ACTIVITY: Whenever a line in the records below contains "marks", pick it out.

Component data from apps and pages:
____________________

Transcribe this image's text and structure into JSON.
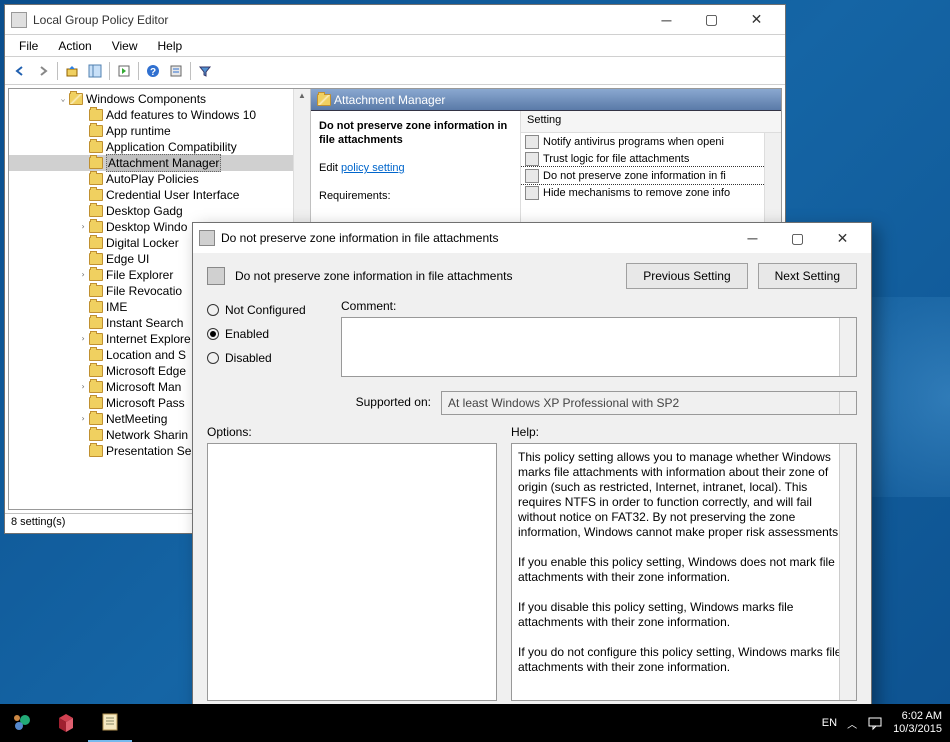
{
  "gpe": {
    "title": "Local Group Policy Editor",
    "menu": {
      "file": "File",
      "action": "Action",
      "view": "View",
      "help": "Help"
    },
    "tree": {
      "root": "Windows Components",
      "items": [
        "Add features to Windows 10",
        "App runtime",
        "Application Compatibility",
        "Attachment Manager",
        "AutoPlay Policies",
        "Credential User Interface",
        "Desktop Gadg",
        "Desktop Windo",
        "Digital Locker",
        "Edge UI",
        "File Explorer",
        "File Revocatio",
        "IME",
        "Instant Search",
        "Internet Explore",
        "Location and S",
        "Microsoft Edge",
        "Microsoft Man",
        "Microsoft Pass",
        "NetMeeting",
        "Network Sharin",
        "Presentation Se"
      ],
      "expandable": [
        7,
        10,
        14,
        17,
        19
      ],
      "selected_index": 3
    },
    "list": {
      "header": "Attachment Manager",
      "policy_name": "Do not preserve zone information in file attachments",
      "edit_label": "Edit",
      "edit_link": "policy setting",
      "requirements_label": "Requirements:",
      "setting_col": "Setting",
      "settings": [
        "Notify antivirus programs when openi",
        "Trust logic for file attachments",
        "Do not preserve zone information in fi",
        "Hide mechanisms to remove zone info"
      ],
      "highlighted_index": 2
    },
    "status": "8 setting(s)"
  },
  "props": {
    "title": "Do not preserve zone information in file attachments",
    "subtitle": "Do not preserve zone information in file attachments",
    "prev_btn": "Previous Setting",
    "next_btn": "Next Setting",
    "radios": {
      "not_configured": "Not Configured",
      "enabled": "Enabled",
      "disabled": "Disabled"
    },
    "selected_radio": "enabled",
    "comment_label": "Comment:",
    "supported_label": "Supported on:",
    "supported_text": "At least Windows XP Professional with SP2",
    "options_label": "Options:",
    "help_label": "Help:",
    "help_p1": "This policy setting allows you to manage whether Windows marks file attachments with information about their zone of origin (such as restricted, Internet, intranet, local). This requires NTFS in order to function correctly, and will fail without notice on FAT32. By not preserving the zone information, Windows cannot make proper risk assessments.",
    "help_p2": "If you enable this policy setting, Windows does not mark file attachments with their zone information.",
    "help_p3": "If you disable this policy setting, Windows marks file attachments with their zone information.",
    "help_p4": "If you do not configure this policy setting, Windows marks file attachments with their zone information."
  },
  "taskbar": {
    "lang": "EN",
    "time": "6:02 AM",
    "date": "10/3/2015"
  }
}
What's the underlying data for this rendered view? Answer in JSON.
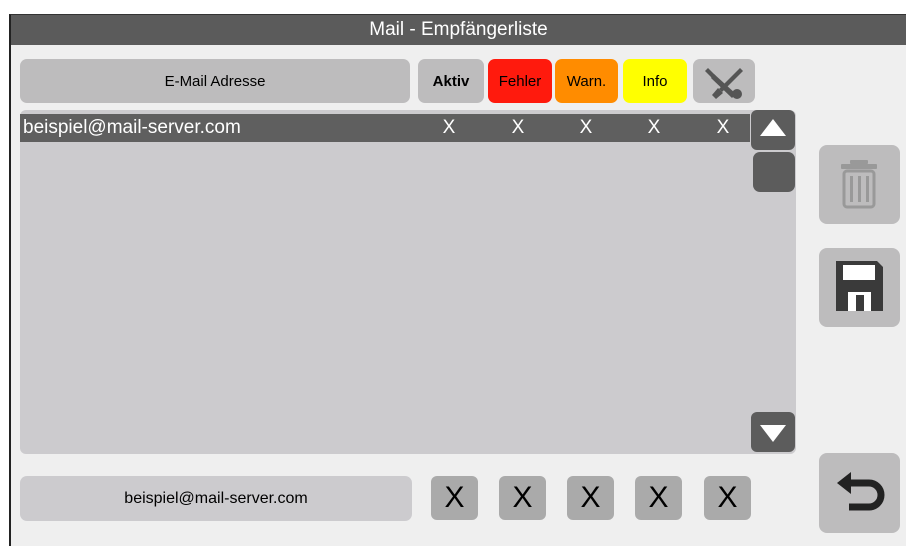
{
  "window": {
    "title": "Mail - Empfängerliste"
  },
  "header": {
    "email_label": "E-Mail Adresse",
    "aktiv_label": "Aktiv",
    "fehler_label": "Fehler",
    "warn_label": "Warn.",
    "info_label": "Info",
    "tools_icon": "tools-icon"
  },
  "list": {
    "rows": [
      {
        "email": "beispiel@mail-server.com",
        "aktiv": "X",
        "fehler": "X",
        "warn": "X",
        "info": "X",
        "tools": "X"
      }
    ]
  },
  "side_buttons": {
    "delete_icon": "trash-icon",
    "save_icon": "floppy-disk-icon",
    "back_icon": "back-arrow-icon"
  },
  "editor": {
    "email_value": "beispiel@mail-server.com",
    "toggles": [
      "X",
      "X",
      "X",
      "X",
      "X"
    ]
  },
  "colors": {
    "fehler": "#ff1a0d",
    "warn": "#ff8c00",
    "info": "#ffff00",
    "selection": "#5f5f5f"
  }
}
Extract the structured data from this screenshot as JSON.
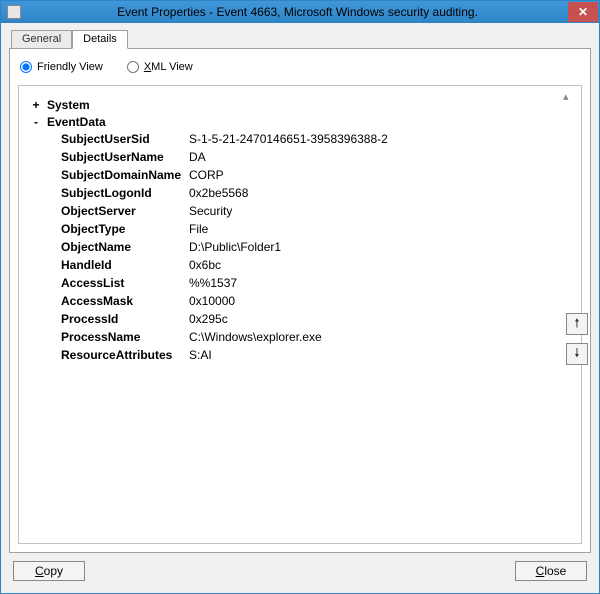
{
  "window": {
    "title": "Event Properties - Event 4663, Microsoft Windows security auditing."
  },
  "tabs": {
    "general": "General",
    "details": "Details"
  },
  "views": {
    "friendly": "Friendly View",
    "xml": "XML View"
  },
  "tree": {
    "system": "System",
    "eventdata": "EventData"
  },
  "fields": {
    "SubjectUserSid": {
      "name": "SubjectUserSid",
      "value": "S-1-5-21-2470146651-3958396388-2"
    },
    "SubjectUserName": {
      "name": "SubjectUserName",
      "value": "DA"
    },
    "SubjectDomainName": {
      "name": "SubjectDomainName",
      "value": "CORP"
    },
    "SubjectLogonId": {
      "name": "SubjectLogonId",
      "value": "0x2be5568"
    },
    "ObjectServer": {
      "name": "ObjectServer",
      "value": "Security"
    },
    "ObjectType": {
      "name": "ObjectType",
      "value": "File"
    },
    "ObjectName": {
      "name": "ObjectName",
      "value": "D:\\Public\\Folder1"
    },
    "HandleId": {
      "name": "HandleId",
      "value": "0x6bc"
    },
    "AccessList": {
      "name": "AccessList",
      "value": "%%1537"
    },
    "AccessMask": {
      "name": "AccessMask",
      "value": "0x10000"
    },
    "ProcessId": {
      "name": "ProcessId",
      "value": "0x295c"
    },
    "ProcessName": {
      "name": "ProcessName",
      "value": "C:\\Windows\\explorer.exe"
    },
    "ResourceAttributes": {
      "name": "ResourceAttributes",
      "value": "S:AI"
    }
  },
  "buttons": {
    "copy": "Copy",
    "close": "Close"
  }
}
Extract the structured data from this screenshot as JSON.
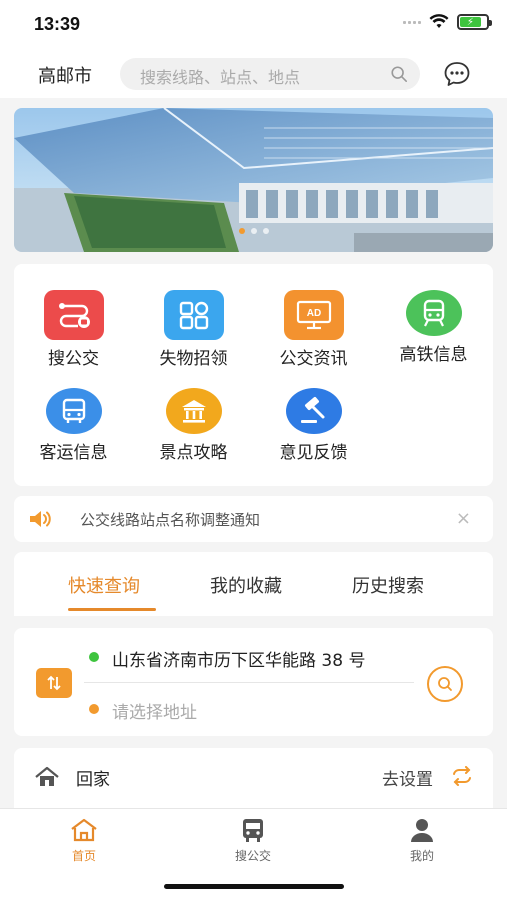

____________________

EXERCISE RESPONSE:
    "help_p1": "This policy setting allows you to manage whether Windows marks file attachments with information about their zone of origin (such as restricted, Internet, intranet, local). This requires NTFS in order to function correctly, and will fail without notice on FAT32. By not preserving the zone information, Windows cannot make proper risk assessments.",
    "help_p3": "If you disable this policy setting, Windows marks file attachments with their zone information.",
    "help_p4": "If you do not configure this policy setting, Windows marks file attachments with their zone information."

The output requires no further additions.